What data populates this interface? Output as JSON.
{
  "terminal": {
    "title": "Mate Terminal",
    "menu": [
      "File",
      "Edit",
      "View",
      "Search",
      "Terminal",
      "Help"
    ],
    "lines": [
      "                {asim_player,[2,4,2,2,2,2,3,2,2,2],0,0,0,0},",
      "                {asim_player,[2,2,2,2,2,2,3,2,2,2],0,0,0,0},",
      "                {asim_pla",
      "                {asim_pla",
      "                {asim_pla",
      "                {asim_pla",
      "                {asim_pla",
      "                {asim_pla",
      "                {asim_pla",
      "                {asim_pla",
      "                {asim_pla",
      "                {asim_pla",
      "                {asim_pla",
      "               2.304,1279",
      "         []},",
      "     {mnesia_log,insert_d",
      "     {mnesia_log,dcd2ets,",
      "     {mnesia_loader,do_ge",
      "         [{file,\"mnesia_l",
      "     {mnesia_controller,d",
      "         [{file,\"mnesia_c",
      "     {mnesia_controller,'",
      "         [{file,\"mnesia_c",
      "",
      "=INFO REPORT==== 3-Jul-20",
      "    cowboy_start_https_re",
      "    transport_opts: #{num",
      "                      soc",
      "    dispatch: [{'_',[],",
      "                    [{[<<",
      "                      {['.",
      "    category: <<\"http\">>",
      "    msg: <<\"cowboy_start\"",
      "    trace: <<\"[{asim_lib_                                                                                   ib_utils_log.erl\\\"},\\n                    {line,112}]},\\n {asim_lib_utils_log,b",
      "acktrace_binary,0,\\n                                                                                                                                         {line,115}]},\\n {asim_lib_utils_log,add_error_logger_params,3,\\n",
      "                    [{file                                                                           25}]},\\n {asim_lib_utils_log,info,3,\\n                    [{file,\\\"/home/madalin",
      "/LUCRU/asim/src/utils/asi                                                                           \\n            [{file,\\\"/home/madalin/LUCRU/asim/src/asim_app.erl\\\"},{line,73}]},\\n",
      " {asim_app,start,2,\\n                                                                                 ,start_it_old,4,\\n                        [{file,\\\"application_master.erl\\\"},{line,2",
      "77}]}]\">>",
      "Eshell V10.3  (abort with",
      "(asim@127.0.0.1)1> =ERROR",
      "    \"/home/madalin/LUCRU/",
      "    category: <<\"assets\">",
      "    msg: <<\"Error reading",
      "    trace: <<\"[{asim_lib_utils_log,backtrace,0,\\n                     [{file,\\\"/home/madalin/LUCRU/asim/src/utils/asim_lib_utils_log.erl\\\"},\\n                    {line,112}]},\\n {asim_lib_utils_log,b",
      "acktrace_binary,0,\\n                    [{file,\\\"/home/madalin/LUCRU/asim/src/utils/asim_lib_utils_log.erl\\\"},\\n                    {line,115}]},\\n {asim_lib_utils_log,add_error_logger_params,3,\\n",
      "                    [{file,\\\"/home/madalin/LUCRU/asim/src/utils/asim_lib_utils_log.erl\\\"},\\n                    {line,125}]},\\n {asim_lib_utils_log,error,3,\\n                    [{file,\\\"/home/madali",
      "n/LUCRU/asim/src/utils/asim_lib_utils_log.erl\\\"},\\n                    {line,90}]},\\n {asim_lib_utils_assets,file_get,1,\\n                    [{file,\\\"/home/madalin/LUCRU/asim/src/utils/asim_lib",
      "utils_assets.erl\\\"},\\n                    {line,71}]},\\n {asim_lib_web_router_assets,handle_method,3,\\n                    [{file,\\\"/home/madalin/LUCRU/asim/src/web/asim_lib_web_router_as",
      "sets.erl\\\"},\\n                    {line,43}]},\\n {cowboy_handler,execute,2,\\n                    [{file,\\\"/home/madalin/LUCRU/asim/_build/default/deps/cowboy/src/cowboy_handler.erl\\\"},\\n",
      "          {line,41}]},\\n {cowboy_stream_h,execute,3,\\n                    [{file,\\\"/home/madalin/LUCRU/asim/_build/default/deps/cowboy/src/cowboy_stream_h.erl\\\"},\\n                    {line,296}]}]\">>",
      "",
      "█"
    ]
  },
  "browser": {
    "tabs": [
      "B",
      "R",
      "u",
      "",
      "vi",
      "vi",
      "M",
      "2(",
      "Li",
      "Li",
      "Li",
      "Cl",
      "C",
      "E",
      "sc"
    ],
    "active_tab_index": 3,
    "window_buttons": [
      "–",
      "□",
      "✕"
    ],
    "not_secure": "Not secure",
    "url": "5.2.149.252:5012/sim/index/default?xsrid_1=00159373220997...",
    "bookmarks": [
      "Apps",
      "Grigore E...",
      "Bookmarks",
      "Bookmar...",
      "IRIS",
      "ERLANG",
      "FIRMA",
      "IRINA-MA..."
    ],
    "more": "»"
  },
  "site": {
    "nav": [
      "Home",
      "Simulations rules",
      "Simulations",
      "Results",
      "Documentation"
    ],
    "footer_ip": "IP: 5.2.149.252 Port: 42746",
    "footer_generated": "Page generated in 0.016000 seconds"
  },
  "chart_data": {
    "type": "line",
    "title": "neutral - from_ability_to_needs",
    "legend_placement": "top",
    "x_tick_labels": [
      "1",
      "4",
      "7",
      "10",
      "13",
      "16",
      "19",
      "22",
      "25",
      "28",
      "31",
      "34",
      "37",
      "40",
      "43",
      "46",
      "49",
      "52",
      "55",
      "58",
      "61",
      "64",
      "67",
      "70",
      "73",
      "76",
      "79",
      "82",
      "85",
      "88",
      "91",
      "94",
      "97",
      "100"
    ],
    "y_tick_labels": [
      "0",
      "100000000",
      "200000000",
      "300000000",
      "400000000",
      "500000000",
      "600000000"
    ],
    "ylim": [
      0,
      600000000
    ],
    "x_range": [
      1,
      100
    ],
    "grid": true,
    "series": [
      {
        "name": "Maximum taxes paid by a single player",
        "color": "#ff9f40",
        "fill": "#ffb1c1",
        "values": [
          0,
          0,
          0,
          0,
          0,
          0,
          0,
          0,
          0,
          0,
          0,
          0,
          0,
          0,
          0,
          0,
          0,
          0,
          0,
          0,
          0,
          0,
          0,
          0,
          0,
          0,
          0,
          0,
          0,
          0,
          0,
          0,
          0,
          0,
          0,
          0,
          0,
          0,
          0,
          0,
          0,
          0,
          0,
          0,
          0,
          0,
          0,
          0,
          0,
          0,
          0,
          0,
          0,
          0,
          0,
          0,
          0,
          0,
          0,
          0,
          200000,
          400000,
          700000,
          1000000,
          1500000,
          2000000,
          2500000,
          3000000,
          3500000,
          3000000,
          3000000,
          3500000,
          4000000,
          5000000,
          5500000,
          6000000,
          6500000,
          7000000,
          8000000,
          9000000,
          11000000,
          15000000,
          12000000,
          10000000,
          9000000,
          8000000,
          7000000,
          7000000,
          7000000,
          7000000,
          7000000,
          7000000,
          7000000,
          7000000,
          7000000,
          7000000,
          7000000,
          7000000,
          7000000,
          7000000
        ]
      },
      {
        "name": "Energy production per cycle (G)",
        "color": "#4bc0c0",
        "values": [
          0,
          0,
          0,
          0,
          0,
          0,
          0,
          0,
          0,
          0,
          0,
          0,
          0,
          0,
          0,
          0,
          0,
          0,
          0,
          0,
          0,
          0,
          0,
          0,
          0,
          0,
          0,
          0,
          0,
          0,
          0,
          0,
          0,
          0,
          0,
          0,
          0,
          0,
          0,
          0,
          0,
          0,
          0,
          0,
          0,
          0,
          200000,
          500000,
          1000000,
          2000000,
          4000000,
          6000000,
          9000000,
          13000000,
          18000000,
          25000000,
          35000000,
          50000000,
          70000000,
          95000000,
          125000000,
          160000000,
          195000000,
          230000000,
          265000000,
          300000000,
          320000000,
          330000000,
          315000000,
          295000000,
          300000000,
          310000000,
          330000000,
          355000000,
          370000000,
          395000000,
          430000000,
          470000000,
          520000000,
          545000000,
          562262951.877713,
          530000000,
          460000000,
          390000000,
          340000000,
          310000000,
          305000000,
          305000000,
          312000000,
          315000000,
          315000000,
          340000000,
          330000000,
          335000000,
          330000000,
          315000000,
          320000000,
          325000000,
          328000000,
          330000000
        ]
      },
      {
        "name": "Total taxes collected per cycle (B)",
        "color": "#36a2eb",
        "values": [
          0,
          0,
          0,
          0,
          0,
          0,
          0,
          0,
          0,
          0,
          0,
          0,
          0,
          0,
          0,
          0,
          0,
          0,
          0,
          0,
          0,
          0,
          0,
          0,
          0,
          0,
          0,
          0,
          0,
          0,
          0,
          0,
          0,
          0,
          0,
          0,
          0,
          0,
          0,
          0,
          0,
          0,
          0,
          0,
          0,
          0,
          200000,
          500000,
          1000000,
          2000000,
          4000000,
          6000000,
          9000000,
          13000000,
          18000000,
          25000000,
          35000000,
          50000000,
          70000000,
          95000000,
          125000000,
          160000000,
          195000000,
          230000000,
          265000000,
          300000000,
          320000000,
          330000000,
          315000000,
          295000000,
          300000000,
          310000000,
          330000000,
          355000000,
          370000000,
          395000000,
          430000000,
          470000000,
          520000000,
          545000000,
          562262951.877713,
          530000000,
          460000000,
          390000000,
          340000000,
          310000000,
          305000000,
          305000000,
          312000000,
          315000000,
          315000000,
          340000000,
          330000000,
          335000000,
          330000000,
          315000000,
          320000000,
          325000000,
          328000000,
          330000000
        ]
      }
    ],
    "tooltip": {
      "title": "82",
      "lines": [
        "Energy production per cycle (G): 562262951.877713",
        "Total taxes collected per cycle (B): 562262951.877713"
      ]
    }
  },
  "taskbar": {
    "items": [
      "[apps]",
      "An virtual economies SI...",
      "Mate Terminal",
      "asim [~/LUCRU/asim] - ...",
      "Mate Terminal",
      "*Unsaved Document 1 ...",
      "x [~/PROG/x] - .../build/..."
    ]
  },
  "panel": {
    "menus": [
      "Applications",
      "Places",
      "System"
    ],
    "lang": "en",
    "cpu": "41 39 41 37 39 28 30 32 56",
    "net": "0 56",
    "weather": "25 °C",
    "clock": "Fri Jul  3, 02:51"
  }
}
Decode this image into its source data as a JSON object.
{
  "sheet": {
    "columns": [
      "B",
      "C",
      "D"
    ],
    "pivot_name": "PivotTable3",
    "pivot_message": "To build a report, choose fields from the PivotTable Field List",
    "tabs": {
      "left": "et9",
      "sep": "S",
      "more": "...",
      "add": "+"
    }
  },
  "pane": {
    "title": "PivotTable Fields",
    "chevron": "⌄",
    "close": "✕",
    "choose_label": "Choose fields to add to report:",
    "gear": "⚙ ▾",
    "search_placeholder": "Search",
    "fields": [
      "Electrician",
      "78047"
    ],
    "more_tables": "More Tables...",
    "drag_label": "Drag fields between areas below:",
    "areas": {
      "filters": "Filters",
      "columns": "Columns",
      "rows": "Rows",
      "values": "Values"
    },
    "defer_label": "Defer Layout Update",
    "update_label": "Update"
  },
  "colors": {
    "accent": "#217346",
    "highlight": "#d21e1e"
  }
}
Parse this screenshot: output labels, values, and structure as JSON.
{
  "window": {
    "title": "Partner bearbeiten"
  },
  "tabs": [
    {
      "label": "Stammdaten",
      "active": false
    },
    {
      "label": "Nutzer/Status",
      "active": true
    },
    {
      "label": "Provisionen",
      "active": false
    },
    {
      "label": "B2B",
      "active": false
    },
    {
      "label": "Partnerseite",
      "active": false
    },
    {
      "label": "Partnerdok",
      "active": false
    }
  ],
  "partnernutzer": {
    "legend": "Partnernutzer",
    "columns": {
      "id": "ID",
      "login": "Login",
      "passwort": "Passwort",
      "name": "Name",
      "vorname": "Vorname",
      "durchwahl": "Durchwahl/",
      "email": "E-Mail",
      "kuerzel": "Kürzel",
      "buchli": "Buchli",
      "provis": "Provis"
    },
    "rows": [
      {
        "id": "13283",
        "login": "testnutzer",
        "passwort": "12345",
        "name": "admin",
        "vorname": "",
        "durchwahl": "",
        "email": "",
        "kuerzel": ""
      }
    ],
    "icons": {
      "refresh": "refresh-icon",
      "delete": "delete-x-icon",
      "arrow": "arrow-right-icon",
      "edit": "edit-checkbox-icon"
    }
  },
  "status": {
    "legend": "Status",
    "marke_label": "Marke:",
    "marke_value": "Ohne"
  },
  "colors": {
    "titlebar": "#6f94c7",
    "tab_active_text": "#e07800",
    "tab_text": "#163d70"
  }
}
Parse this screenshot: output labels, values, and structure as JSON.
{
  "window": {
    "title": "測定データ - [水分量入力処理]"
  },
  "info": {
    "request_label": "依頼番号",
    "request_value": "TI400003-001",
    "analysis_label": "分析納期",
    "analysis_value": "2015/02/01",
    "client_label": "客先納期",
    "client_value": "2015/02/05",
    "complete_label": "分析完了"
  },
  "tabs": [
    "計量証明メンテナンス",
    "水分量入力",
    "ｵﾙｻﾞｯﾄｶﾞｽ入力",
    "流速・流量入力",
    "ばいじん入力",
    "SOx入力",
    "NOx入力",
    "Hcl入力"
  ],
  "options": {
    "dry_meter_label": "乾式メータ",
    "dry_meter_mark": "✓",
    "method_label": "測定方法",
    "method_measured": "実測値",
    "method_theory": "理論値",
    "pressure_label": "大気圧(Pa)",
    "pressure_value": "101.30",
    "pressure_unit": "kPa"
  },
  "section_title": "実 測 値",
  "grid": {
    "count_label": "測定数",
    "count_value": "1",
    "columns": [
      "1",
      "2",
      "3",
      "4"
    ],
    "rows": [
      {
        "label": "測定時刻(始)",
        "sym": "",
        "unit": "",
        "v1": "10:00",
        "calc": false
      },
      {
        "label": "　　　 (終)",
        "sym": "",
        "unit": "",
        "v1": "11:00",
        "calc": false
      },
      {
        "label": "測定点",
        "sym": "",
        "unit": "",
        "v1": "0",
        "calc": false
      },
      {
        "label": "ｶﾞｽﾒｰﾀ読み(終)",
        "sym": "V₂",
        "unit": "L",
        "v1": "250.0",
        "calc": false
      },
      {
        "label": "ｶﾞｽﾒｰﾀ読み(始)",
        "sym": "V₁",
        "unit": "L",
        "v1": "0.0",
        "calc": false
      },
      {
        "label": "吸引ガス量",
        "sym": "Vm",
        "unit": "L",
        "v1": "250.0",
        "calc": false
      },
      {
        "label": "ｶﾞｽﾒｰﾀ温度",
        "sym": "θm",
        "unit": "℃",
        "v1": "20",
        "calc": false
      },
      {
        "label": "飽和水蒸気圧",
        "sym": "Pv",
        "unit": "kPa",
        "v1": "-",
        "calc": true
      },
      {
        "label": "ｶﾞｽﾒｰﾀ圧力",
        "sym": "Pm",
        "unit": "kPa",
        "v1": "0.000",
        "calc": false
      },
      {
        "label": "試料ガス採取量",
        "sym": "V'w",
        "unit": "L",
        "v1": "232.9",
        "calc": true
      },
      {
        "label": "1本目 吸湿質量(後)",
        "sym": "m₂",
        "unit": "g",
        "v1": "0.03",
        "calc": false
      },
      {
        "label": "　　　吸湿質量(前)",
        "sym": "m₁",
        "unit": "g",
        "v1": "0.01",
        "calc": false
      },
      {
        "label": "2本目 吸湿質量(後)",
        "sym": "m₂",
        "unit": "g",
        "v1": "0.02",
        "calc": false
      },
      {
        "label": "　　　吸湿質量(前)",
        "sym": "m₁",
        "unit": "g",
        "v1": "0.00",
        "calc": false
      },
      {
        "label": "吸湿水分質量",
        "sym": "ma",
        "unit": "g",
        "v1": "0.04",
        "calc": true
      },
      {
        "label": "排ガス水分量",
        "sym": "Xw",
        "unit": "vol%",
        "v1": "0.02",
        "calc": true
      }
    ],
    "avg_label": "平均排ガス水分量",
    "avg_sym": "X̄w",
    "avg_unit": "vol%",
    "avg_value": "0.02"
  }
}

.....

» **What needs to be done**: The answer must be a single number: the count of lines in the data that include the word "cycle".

» **Written answer**: 4